Panos, A. Understanding and preventing compassion fatigue – A handout for professionals, Retrieved August 22, 2014 from http://www.giftfromwithin.org/html/prvntcf.html.

Stamm, B (2009).  Professional quality of life:  compassion satisfaction and fatigue subscales, R-IV (ProQol).  retrieved August 22, 2014 from http://www.proqol.org/ProQol_Test.html.


Self-Care is Ethical Practice

Caregivers tend to be so focused on helping others that they don’t dedicate enough time and resources for their personal care.  Some feel guilty or selfish when their focus is turned toward themselves.  Self-care for the caregiver should be viewed as a professional ethical obligation and not as an option.  When a caregiver is not adequately taking care of his/her needs it can put the client/patient at risk.  Good self-care practices can help the caregiver to perform the responsibilities of his/her position optimally and with increased compassion.

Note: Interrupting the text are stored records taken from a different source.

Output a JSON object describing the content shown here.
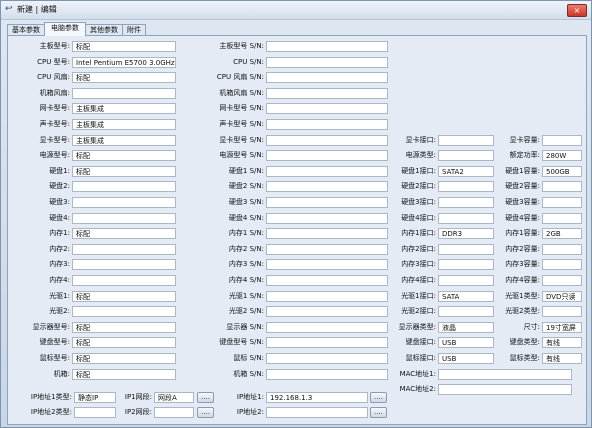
{
  "window": {
    "title": "新建 | 编辑",
    "close_glyph": "×",
    "app_icon": "back-arrow-icon"
  },
  "tabs": [
    "基本参数",
    "电脑参数",
    "其他参数",
    "附件"
  ],
  "col1": [
    {
      "label": "主板型号:",
      "value": "标配"
    },
    {
      "label": "CPU 型号:",
      "value": "Intel Pentium E5700 3.0GHz"
    },
    {
      "label": "CPU 风扇:",
      "value": "标配"
    },
    {
      "label": "机箱风扇:",
      "value": ""
    },
    {
      "label": "网卡型号:",
      "value": "主板集成"
    },
    {
      "label": "声卡型号:",
      "value": "主板集成"
    },
    {
      "label": "显卡型号:",
      "value": "主板集成"
    },
    {
      "label": "电源型号:",
      "value": "标配"
    },
    {
      "label": "硬盘1:",
      "value": "标配"
    },
    {
      "label": "硬盘2:",
      "value": ""
    },
    {
      "label": "硬盘3:",
      "value": ""
    },
    {
      "label": "硬盘4:",
      "value": ""
    },
    {
      "label": "内存1:",
      "value": "标配"
    },
    {
      "label": "内存2:",
      "value": ""
    },
    {
      "label": "内存3:",
      "value": ""
    },
    {
      "label": "内存4:",
      "value": ""
    },
    {
      "label": "光驱1:",
      "value": "标配"
    },
    {
      "label": "光驱2:",
      "value": ""
    },
    {
      "label": "显示器型号:",
      "value": "标配"
    },
    {
      "label": "键盘型号:",
      "value": "标配"
    },
    {
      "label": "鼠标型号:",
      "value": "标配"
    },
    {
      "label": "机箱:",
      "value": "标配"
    }
  ],
  "col2": [
    {
      "label": "主板型号 S/N:",
      "value": ""
    },
    {
      "label": "CPU S/N:",
      "value": ""
    },
    {
      "label": "CPU 风扇 S/N:",
      "value": ""
    },
    {
      "label": "机箱风扇 S/N:",
      "value": ""
    },
    {
      "label": "网卡型号 S/N:",
      "value": ""
    },
    {
      "label": "声卡型号 S/N:",
      "value": ""
    },
    {
      "label": "显卡型号 S/N:",
      "value": ""
    },
    {
      "label": "电源型号 S/N:",
      "value": ""
    },
    {
      "label": "硬盘1 S/N:",
      "value": ""
    },
    {
      "label": "硬盘2 S/N:",
      "value": ""
    },
    {
      "label": "硬盘3 S/N:",
      "value": ""
    },
    {
      "label": "硬盘4 S/N:",
      "value": ""
    },
    {
      "label": "内存1 S/N:",
      "value": ""
    },
    {
      "label": "内存2 S/N:",
      "value": ""
    },
    {
      "label": "内存3 S/N:",
      "value": ""
    },
    {
      "label": "内存4 S/N:",
      "value": ""
    },
    {
      "label": "光驱1 S/N:",
      "value": ""
    },
    {
      "label": "光驱2 S/N:",
      "value": ""
    },
    {
      "label": "显示器 S/N:",
      "value": ""
    },
    {
      "label": "键盘型号 S/N:",
      "value": ""
    },
    {
      "label": "鼠标 S/N:",
      "value": ""
    },
    {
      "label": "机箱 S/N:",
      "value": ""
    }
  ],
  "col3": [
    {
      "label": "显卡接口:",
      "value": "",
      "label2": "显卡容量:",
      "value2": ""
    },
    {
      "label": "电源类型:",
      "value": "",
      "label2": "额定功率:",
      "value2": "280W"
    },
    {
      "label": "硬盘1接口:",
      "value": "SATA2",
      "label2": "硬盘1容量:",
      "value2": "500GB"
    },
    {
      "label": "硬盘2接口:",
      "value": "",
      "label2": "硬盘2容量:",
      "value2": ""
    },
    {
      "label": "硬盘3接口:",
      "value": "",
      "label2": "硬盘3容量:",
      "value2": ""
    },
    {
      "label": "硬盘4接口:",
      "value": "",
      "label2": "硬盘4容量:",
      "value2": ""
    },
    {
      "label": "内存1接口:",
      "value": "DDR3",
      "label2": "内存1容量:",
      "value2": "2GB"
    },
    {
      "label": "内存2接口:",
      "value": "",
      "label2": "内存2容量:",
      "value2": ""
    },
    {
      "label": "内存3接口:",
      "value": "",
      "label2": "内存3容量:",
      "value2": ""
    },
    {
      "label": "内存4接口:",
      "value": "",
      "label2": "内存4容量:",
      "value2": ""
    },
    {
      "label": "光驱1接口:",
      "value": "SATA",
      "label2": "光驱1类型:",
      "value2": "DVD只读"
    },
    {
      "label": "光驱2接口:",
      "value": "",
      "label2": "光驱2类型:",
      "value2": ""
    },
    {
      "label": "显示器类型:",
      "value": "液晶",
      "label2": "尺寸:",
      "value2": "19寸宽屏"
    },
    {
      "label": "键盘接口:",
      "value": "USB",
      "label2": "键盘类型:",
      "value2": "有线"
    },
    {
      "label": "鼠标接口:",
      "value": "USB",
      "label2": "鼠标类型:",
      "value2": "有线"
    }
  ],
  "mac": [
    {
      "label": "MAC地址1:",
      "value": ""
    },
    {
      "label": "MAC地址2:",
      "value": ""
    }
  ],
  "ip_row1": {
    "type_label": "IP地址1类型:",
    "type_value": "静态IP",
    "gw_label": "IP1网段:",
    "gw_value": "网段A",
    "ip_label": "IP地址1:",
    "ip_value": "192.168.1.3",
    "button": "...."
  },
  "ip_row2": {
    "type_label": "IP地址2类型:",
    "type_value": "",
    "gw_label": "IP2网段:",
    "gw_value": "",
    "ip_label": "IP地址2:",
    "ip_value": "",
    "button": "...."
  }
}
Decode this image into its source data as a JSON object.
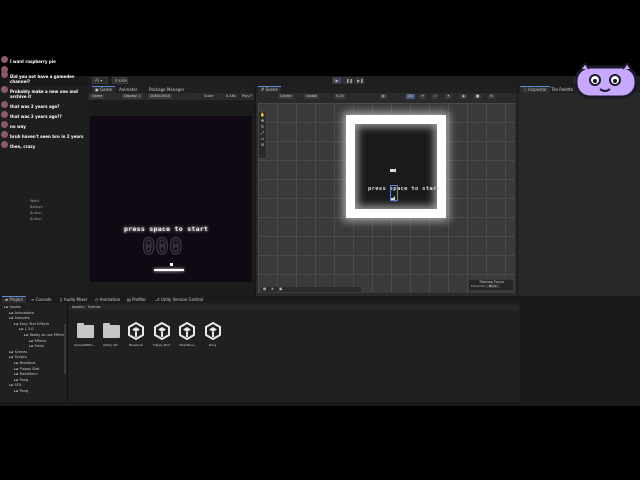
{
  "toolbar": {
    "account": "AI",
    "cloud": "Asset Store",
    "layout": "Inside",
    "play_label": "▶",
    "pause_label": "❚❚",
    "step_label": "▶❚"
  },
  "chat": {
    "messages": [
      {
        "time": "",
        "user": "",
        "text": "I want raspberry pie"
      },
      {
        "time": "",
        "user": "",
        "text": ""
      },
      {
        "time": "",
        "user": "",
        "text": "Did you not have a gamedev channel?"
      },
      {
        "time": "",
        "user": "",
        "text": "Probably make a new one and archive it"
      },
      {
        "time": "",
        "user": "",
        "text": "that was 2 years ago?"
      },
      {
        "time": "",
        "user": "",
        "text": "that was 2 years ago??"
      },
      {
        "time": "",
        "user": "",
        "text": "no way"
      },
      {
        "time": "",
        "user": "",
        "text": "bruh haven't seen bro in 2 years"
      },
      {
        "time": "",
        "user": "",
        "text": "then, crazy"
      }
    ]
  },
  "hierarchy": {
    "rows": [
      "Walls",
      "Bottom",
      "Button",
      "Button"
    ]
  },
  "game_panel": {
    "tabs": [
      "Game",
      "Animator",
      "Package Manager"
    ],
    "display": "Game",
    "display_num": "Display 1",
    "resolution": "1080x1920",
    "scale_label": "Scale",
    "scale_value": "0.48x",
    "play_focused": "Play F",
    "press_text": "press space to start",
    "score": "000"
  },
  "scene_panel": {
    "tabs": [
      "Scene"
    ],
    "center": "Center",
    "global": "Global",
    "snap": "0.25",
    "two_d": "2D",
    "press_text": "press space to start",
    "overlay_title": "Tilemap Focus",
    "focus_label": "Focus On",
    "focus_value": "None"
  },
  "inspector": {
    "tabs": [
      "Inspector",
      "Tile Palette"
    ]
  },
  "bottom": {
    "tabs": [
      "Project",
      "Console",
      "Audio Mixer",
      "Animation",
      "Profiler",
      "Unity Version Control"
    ],
    "breadcrumb_root": "Assets",
    "breadcrumb_child": "Scenes",
    "tree": [
      {
        "label": "Assets",
        "indent": 0
      },
      {
        "label": "Animations",
        "indent": 1
      },
      {
        "label": "Samples",
        "indent": 1
      },
      {
        "label": "Easy Text Effects",
        "indent": 2
      },
      {
        "label": "1.3.0",
        "indent": 3
      },
      {
        "label": "Ready-to-use Effects",
        "indent": 4
      },
      {
        "label": "Effects",
        "indent": 5
      },
      {
        "label": "Fonts",
        "indent": 5
      },
      {
        "label": "Scenes",
        "indent": 1
      },
      {
        "label": "Scripts",
        "indent": 1
      },
      {
        "label": "Breakout",
        "indent": 2
      },
      {
        "label": "Flappy Bird",
        "indent": 2
      },
      {
        "label": "MainMenu",
        "indent": 2
      },
      {
        "label": "Pong",
        "indent": 2
      },
      {
        "label": "SFX",
        "indent": 1
      },
      {
        "label": "Pong",
        "indent": 2
      }
    ],
    "assets": [
      {
        "label": "SampleEffec...",
        "kind": "folder"
      },
      {
        "label": "Utility Util",
        "kind": "folder"
      },
      {
        "label": "Breakout",
        "kind": "scene"
      },
      {
        "label": "Flappy Bird",
        "kind": "scene"
      },
      {
        "label": "MainMenu",
        "kind": "scene"
      },
      {
        "label": "Pong",
        "kind": "scene"
      }
    ]
  },
  "colors": {
    "accent": "#5a8ad6",
    "chat_name": "#c0392b",
    "logo": "#b58cff"
  }
}
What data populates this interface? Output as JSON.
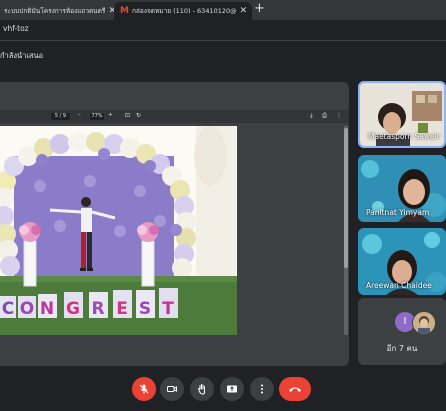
{
  "browser": {
    "tabs": [
      {
        "title": "ระบบปกติมันโครงการห้องแถวดนตรีวงเ",
        "close": "✕"
      },
      {
        "title": "กล่องจดหมาย (110) - 63410120@",
        "close": "✕"
      }
    ],
    "new_tab": "+",
    "address": "vhf-toz"
  },
  "presenter": {
    "label": "กำลังนำเสนอ"
  },
  "pdf_toolbar": {
    "page": "5 / 9",
    "zoom_minus": "–",
    "zoom": "77%",
    "zoom_plus": "+"
  },
  "banner": {
    "letters": [
      "C",
      "O",
      "N",
      "G",
      "R",
      "E",
      "S",
      "T"
    ]
  },
  "participants": [
    {
      "name": "Maetasporn Saweir"
    },
    {
      "name": "Panitnat Yimyam"
    },
    {
      "name": "Areewan Chaidee"
    }
  ],
  "more": {
    "avatar_letter": "I",
    "label": "อีก 7 คน"
  },
  "colors": {
    "accent": "#8ab4f8",
    "end_call": "#ea4335",
    "mute": "#ea4335"
  }
}
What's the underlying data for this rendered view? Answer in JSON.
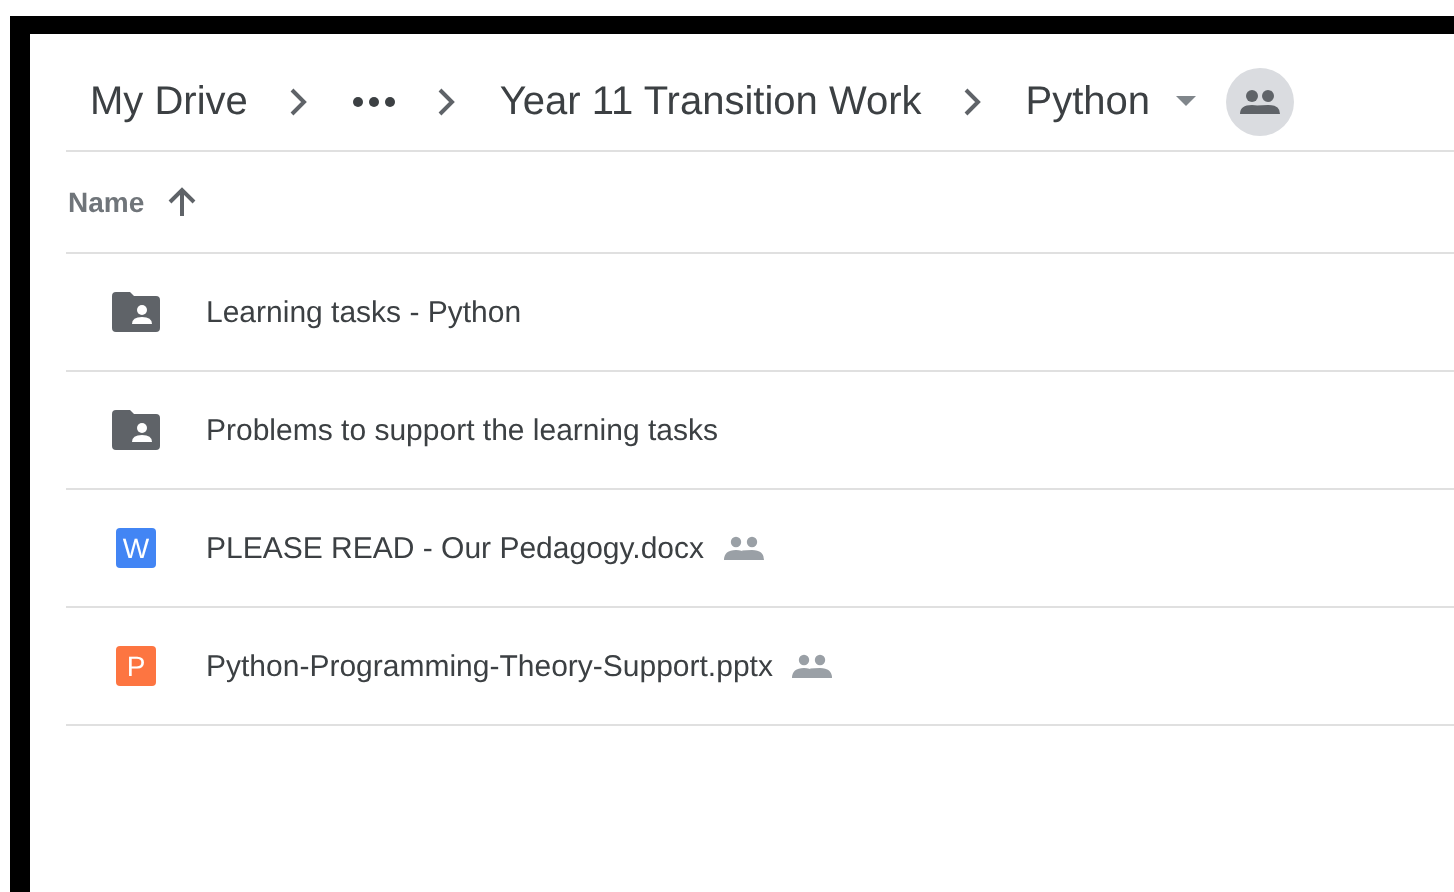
{
  "breadcrumb": [
    {
      "label": "My Drive",
      "kind": "text"
    },
    {
      "kind": "more"
    },
    {
      "label": "Year 11 Transition Work",
      "kind": "text"
    },
    {
      "label": "Python",
      "kind": "current",
      "shared": true
    }
  ],
  "table": {
    "columns": [
      {
        "label": "Name",
        "sort_ascending": true
      }
    ],
    "rows": [
      {
        "name": "Learning tasks - Python",
        "kind": "shared-folder",
        "shared": false
      },
      {
        "name": "Problems to support the learning tasks",
        "kind": "shared-folder",
        "shared": false
      },
      {
        "name": "PLEASE READ - Our Pedagogy.docx",
        "kind": "word",
        "badge": "W",
        "shared": true
      },
      {
        "name": "Python-Programming-Theory-Support.pptx",
        "kind": "powerpoint",
        "badge": "P",
        "shared": true
      }
    ]
  }
}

Most professional code of ethics include statements regarding “impairment” and some address caregiver “self-care” more directly.  The Green Cross Academy of Traumatology has comprehensive Standards of Self-Care Guidelines that are designed for professional caregivers (to view CLICK HERE).  This code states that the purpose of the guidelines is twofold:  “First, do not harm to yourself in the line of duty when helping/treating others.  Second, attend to your physical, social, emotional, and spiritual needs as a way of ensuring high quality services to those who look to you for support as a human being”.  (www.greencross.org/)

Most code of ethics begin with the principle of “first, do not harm” as it relates to the client/patient.  While this is a must, it is also imperative that we maintain a dual focus on the client/patient and ourselves while doing our caregiving work to ensure optimal service, to uphold the integrity of our professions and to maintain personal well-being.  Ethical errors are more likely to occur when the caregiver experiences symptoms of compassion fatigue and/or burnout.  Self-care has been identified as the greatest protection against experiencing secondary trauma symptoms because it increases caregiver resiliency.

Increased attention given to the subject of self-care by professional associations is helpful in creating awareness regarding its importance.  A good example of this is the statement made by National Association of Social Workers in NASW Social Work Speaks, 2011 – 2014.  “Professional self-care is an essential underpinning to best practice in the profession of Social Work ….. Self-care has relevance to all social workers in the setting with which they practice ….. NASW supports the practice of professional self-care for social workers as a means of maintaining their competence, strengthening the profession and preserving the integrity of their work with clients.”

Compassion fatigue is linked to ethical errors, therefore it stands to reason that it is unethical to neglect self-care.  Self-care is the responsibility of each professional.  The benefits of practicing effective self-care are far-reaching and can impact everyone you come into contact with.  Self-care is ethical practice!